Tyagi, S., Raghvendra and Tyagi, V. (2010). POTENTIAL MEDICAL APPLICATIONS OF EPIGENETICS: AN OVERVIEW. International Journal of Pharmaceutical Sciences Review and Research, [online] 3(1). Available at: https://www.globalresearchonline.net/journalcontents/volume3issue1/Article%20029.pdf [Accessed 14 Feb. 2024].

van Dijk, S.J., Jing Zhou, Peters, T.J., Buckley, M., Sutcliffe, B., Oytam, Y., Gibson, R.A., McPhee, A., Yelland, L.N., Makrides, M., Molloy, P.L. and Muhlhausler, B.S. (2016). Effect of prenatal DHA supplementation on the infant epigenome: results from a randomized controlled trial. Clinical Epigenetics, [online] 8, pp.1–13. doi: https://doi.org/10.1186/s13148-016-0281-7.

Waddington, C.H. (1942). The Epigenotype. International Journal of Epidemiology, 41(1), pp.10–13. doi: https://doi.org/10.1093/ije/dyr184.

Waterland, R.A. and Jirtle, R.L. (2004). Early nutrition, epigenetic changes at transposons and imprinted genes, and enhanced susceptibility to adult chronic diseases. Nutrition, 20(1), pp.63–68. doi: https://doi.org/10.1016/j.nut.2003.09.011.

West-Eberhard, M.J. (2003). Developmental Plasticity and Evolution. [online] Oxford University Press. doi: https://doi.org/10.1093/oso/9780195122343.001.0001.

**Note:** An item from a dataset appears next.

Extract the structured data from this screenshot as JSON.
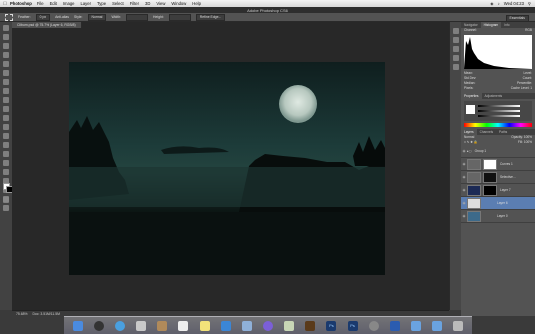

World Health Organization (2021). Obesity and overweight. [online] World Health Organization. Available at: https://www.who.int/news-room/fact-sheets/detail/obesity-and-overweight.

Wu, G., Bazer, F.W., Cudd, T.A., Meininger, C.J. and Spencer, T.E. (2004). Maternal Nutrition and Fetal Development. The Journal of Nutrition, [online] 134(9), pp.2169–2172. doi: https://doi.org/10.1093/jn/134.9.2169.

Zoghbi, H.Y. and Beaudet, A.L. (2016). Epigenetics and Human Disease. Cold Spring Harbor Perspectives in Biology, [online] 8(2), p.a019497. doi: https://doi.org/10.1101/cshperspect.a019497.

Zupo, R., Castellana, F., Boero, G., Matera, E., Colacicco, G., Piscitelli, P., Clodoveo, M.L., Rondanelli, M., Panza, F., Lozupone, M. and Sardone, R. (2023). Processed foods and diet quality in pregnancy may affect child neurodevelopmental disorders: a narrative review. Nutritional Neuroscience, pp.1–21. doi: https://doi.org/10.1080/1028415x.2023.2197709.